Cross, S. + Cross, C., 2015, Bearslake Inn (Website). SDV357755.

Longhouse thought to date back to the 13th Century. The original building was extended in the 16th and 17th centuries. At which time the chimneys, the parlour wing and first floor accommodation were added. The Stable Restaurant is the newest part of the building having been added in the 1980s. For most of its life Bearslake has been a working farm or small holding. By the 1930s it had been divided into three cottages. It was not until 1959 that Bearslake was converted from cottages to firstly a tea room and then a public house.

Sources / Further Reading

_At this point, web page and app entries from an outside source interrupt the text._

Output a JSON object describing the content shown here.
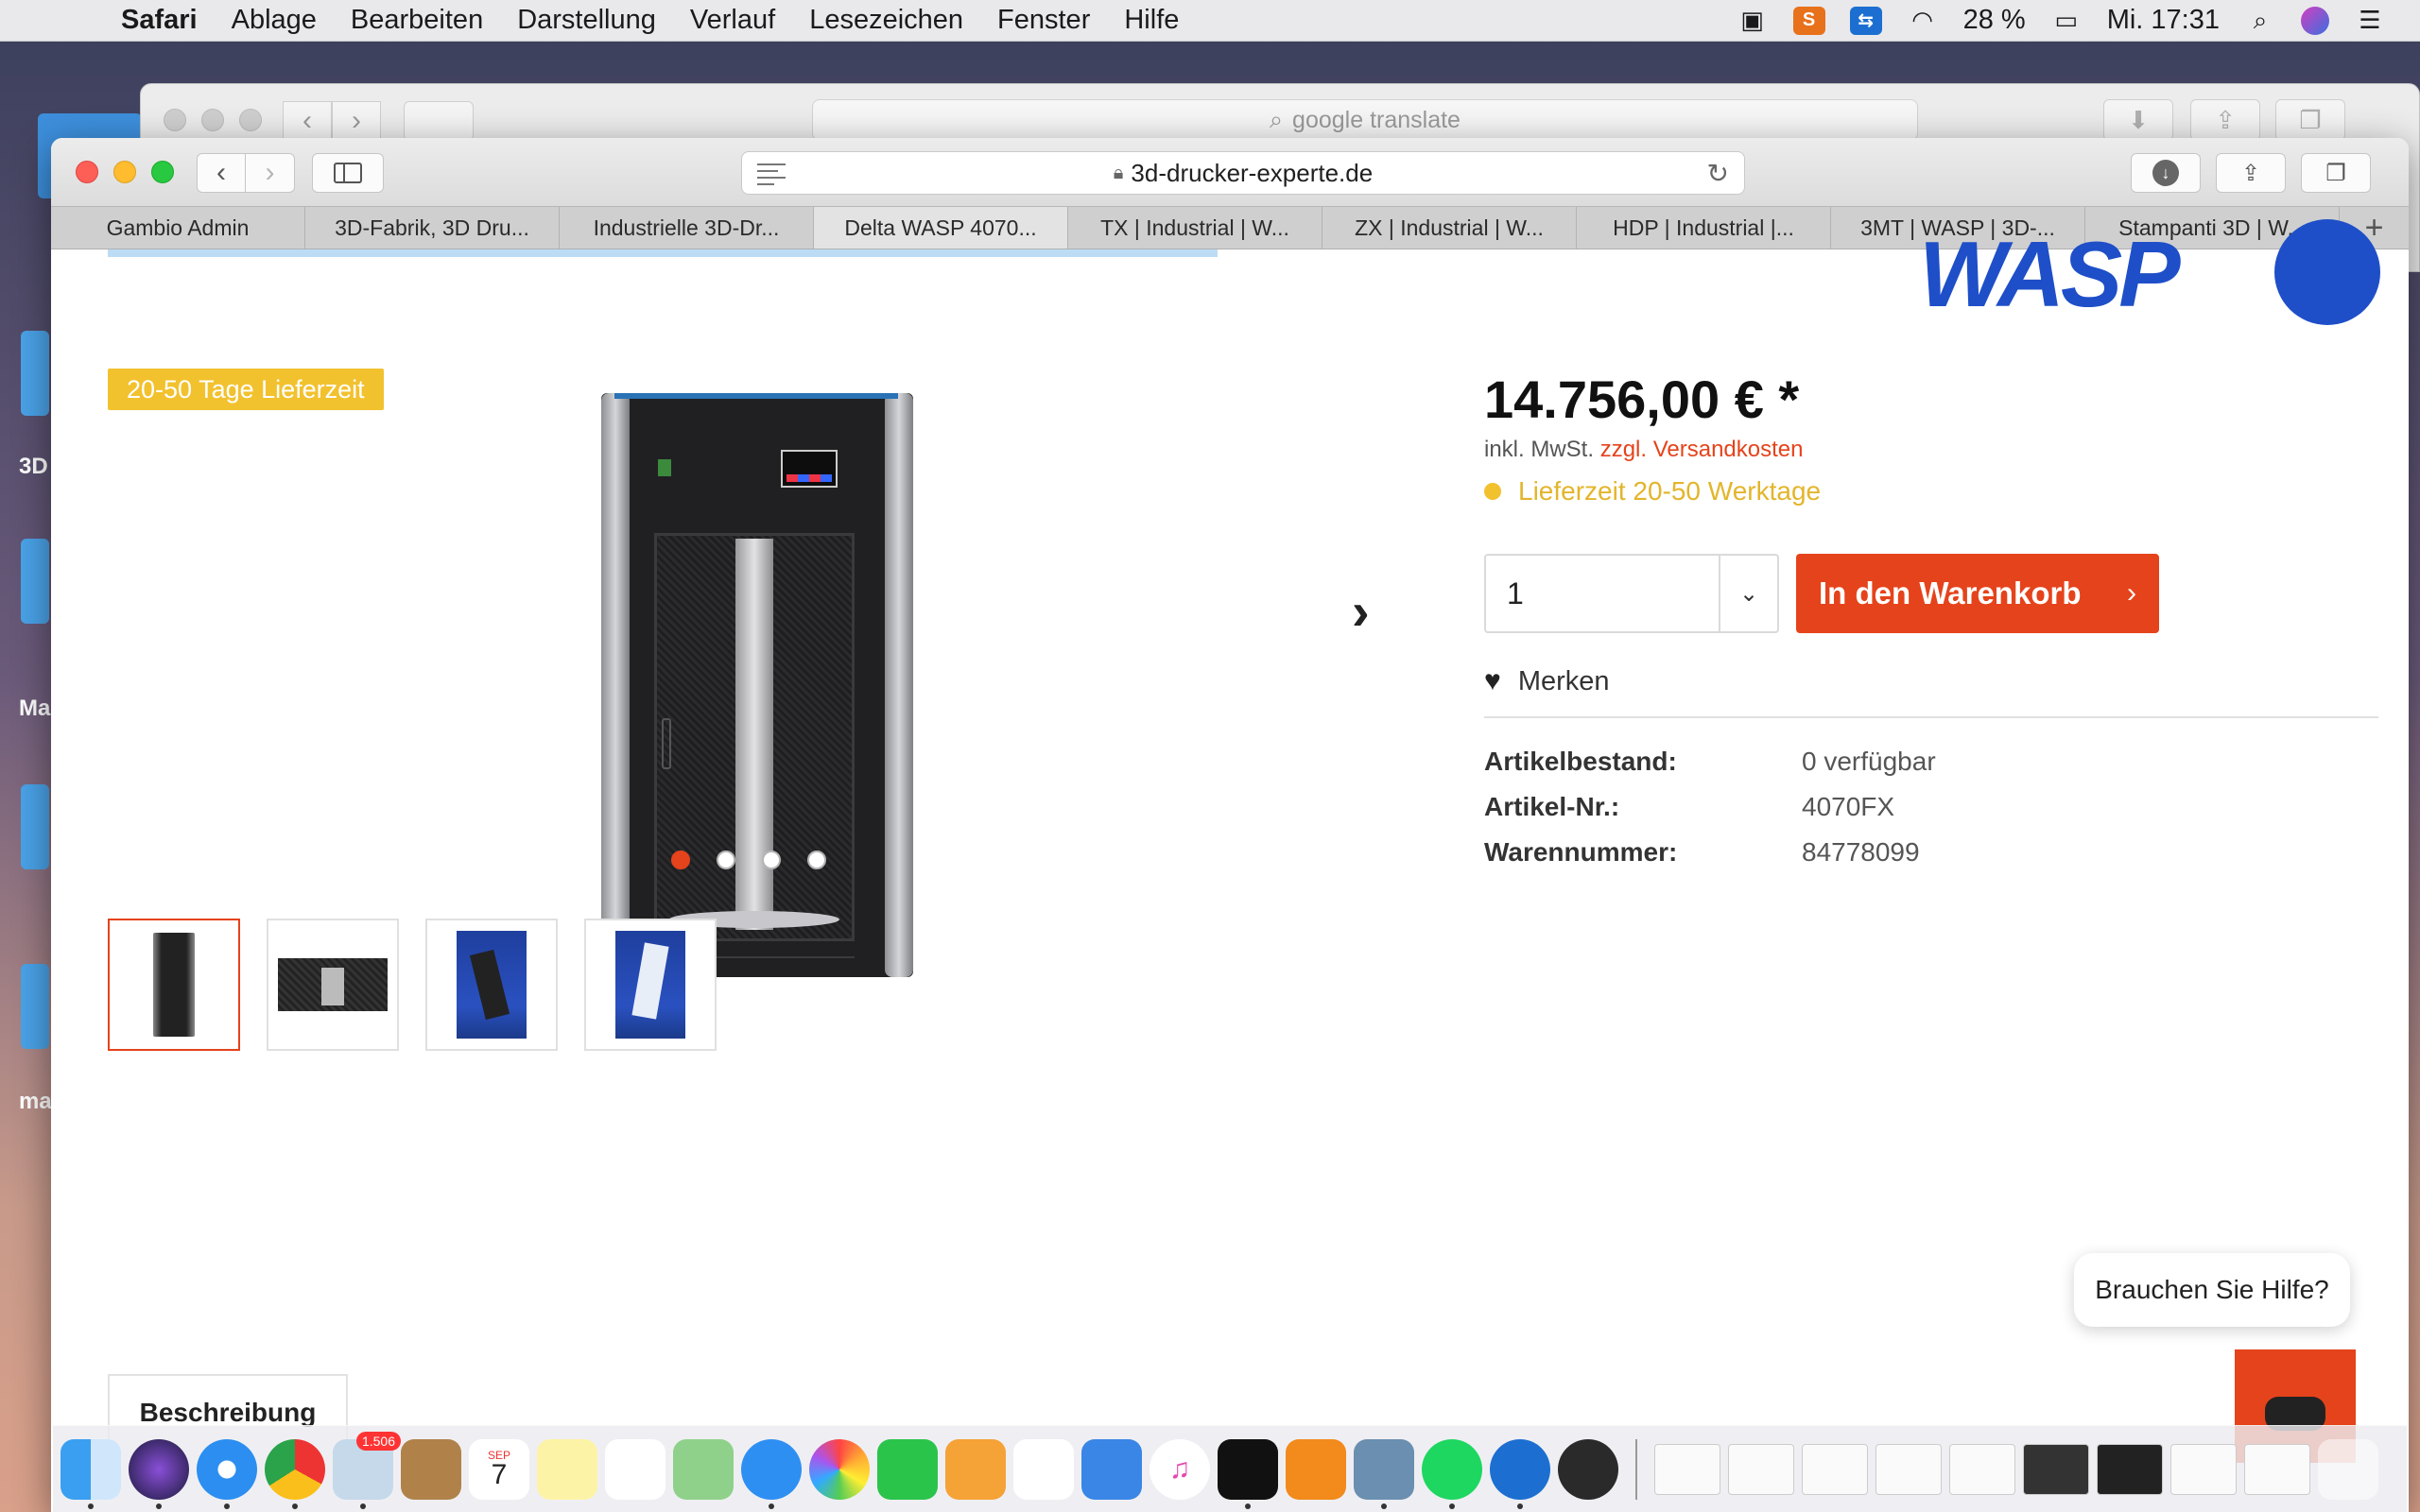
{
  "menubar": {
    "app_name": "Safari",
    "items": [
      "Ablage",
      "Bearbeiten",
      "Darstellung",
      "Verlauf",
      "Lesezeichen",
      "Fenster",
      "Hilfe"
    ],
    "battery": "28 %",
    "clock": "Mi. 17:31",
    "status_badge_s": "S"
  },
  "desktop": {
    "labels": [
      "3D",
      "Ma",
      "ma"
    ]
  },
  "back_window": {
    "address": "google translate"
  },
  "browser": {
    "url": "3d-drucker-experte.de",
    "tabs": [
      "Gambio Admin",
      "3D-Fabrik, 3D Dru...",
      "Industrielle 3D-Dr...",
      "Delta WASP 4070...",
      "TX | Industrial | W...",
      "ZX | Industrial | W...",
      "HDP | Industrial |...",
      "3MT | WASP | 3D-...",
      "Stampanti 3D | W..."
    ],
    "active_tab_index": 3
  },
  "product": {
    "logo_text": "WASP",
    "delivery_badge": "20-50 Tage Lieferzeit",
    "price": "14.756,00 € *",
    "tax_prefix": "inkl. MwSt.",
    "tax_link": "zzgl. Versandkosten",
    "delivery_text": "Lieferzeit 20-50 Werktage",
    "quantity": "1",
    "cart_button": "In den Warenkorb",
    "wishlist": "Merken",
    "specs": [
      {
        "label": "Artikelbestand:",
        "value": "0 verfügbar"
      },
      {
        "label": "Artikel-Nr.:",
        "value": "4070FX"
      },
      {
        "label": "Warennummer:",
        "value": "84778099"
      }
    ],
    "carousel_active": 1,
    "carousel_count": 4,
    "description_tab": "Beschreibung"
  },
  "help": {
    "bubble": "Brauchen Sie Hilfe?"
  },
  "dock": {
    "mail_badge": "1.506",
    "calendar_day": "7",
    "calendar_month": "SEP"
  },
  "colors": {
    "accent": "#e5431b",
    "delivery_yellow": "#f2c12e",
    "wasp_blue": "#1e4fc8"
  }
}
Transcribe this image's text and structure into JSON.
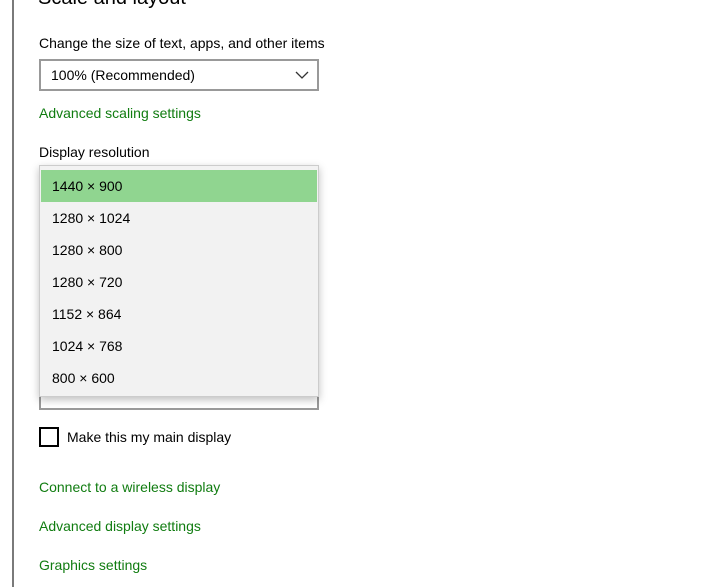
{
  "section": {
    "title": "Scale and layout"
  },
  "scale": {
    "label": "Change the size of text, apps, and other items",
    "selected_value": "100% (Recommended)",
    "advanced_link": "Advanced scaling settings"
  },
  "resolution": {
    "label": "Display resolution",
    "options": [
      {
        "label": "1440 × 900",
        "selected": true
      },
      {
        "label": "1280 × 1024",
        "selected": false
      },
      {
        "label": "1280 × 800",
        "selected": false
      },
      {
        "label": "1280 × 720",
        "selected": false
      },
      {
        "label": "1152 × 864",
        "selected": false
      },
      {
        "label": "1024 × 768",
        "selected": false
      },
      {
        "label": "800 × 600",
        "selected": false
      }
    ]
  },
  "main_display": {
    "checkbox_label": "Make this my main display",
    "checked": false
  },
  "links": {
    "wireless": "Connect to a wireless display",
    "advanced_display": "Advanced display settings",
    "graphics": "Graphics settings"
  },
  "colors": {
    "accent_link": "#107c10",
    "selected_option": "#90d590",
    "dropdown_bg": "#f2f2f2"
  }
}
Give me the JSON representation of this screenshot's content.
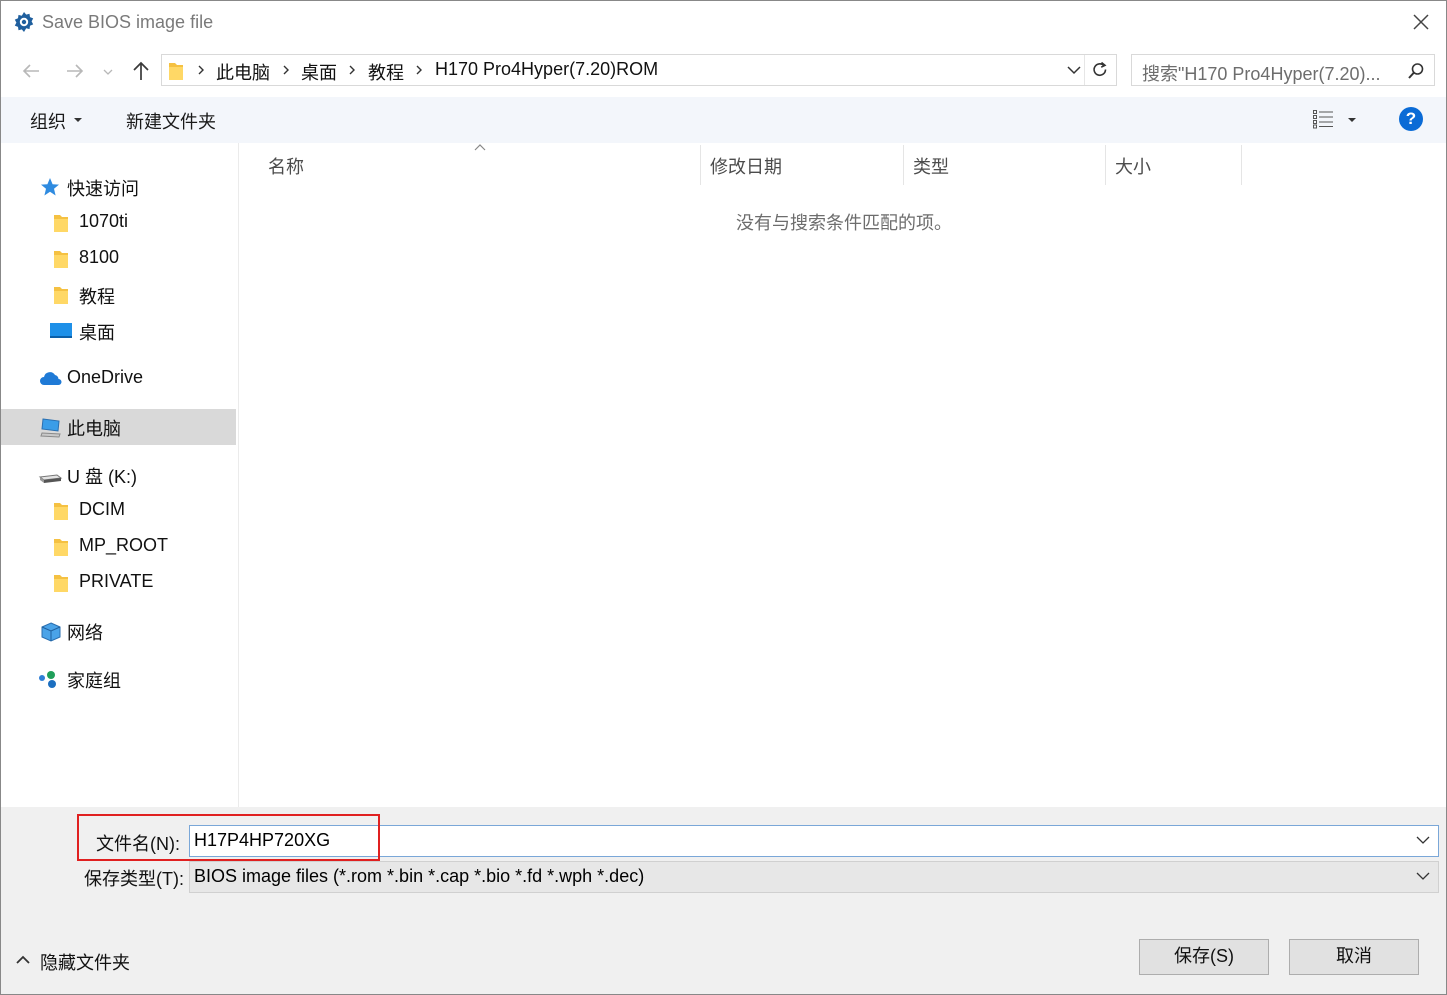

SDV355681Cartographic: Ordnance Survey. 2014. MasterMap. Ordnance Survey Digital Mapping. Digital. [Mapped feature: #88179 ]
SDV355683National Heritage List for England: English Heritage. 2014. National Heritage List for England. Historic Houses Register. Website. 1165701.
SDV357755Website: Cross, S. + Cross, C.. 2015. Bearslake Inn. http://www.bearslakeinn.com/history.asp. Website.
SDV359976Monograph: Quick, T.. 1992. Dartmoor Inns. Dartmoor Inns. Paperback Volume. 6-7.

Associated Monuments

MDV109031Part of: Bearslake farmstead, Sourton (Monument)
MDV33838Related to: Bearslake Cottage, Sourton (Building)

Associated Finds: none recorded

Associated Events: none recorded

Date Last Edited:Jan 13 2017 1:57PM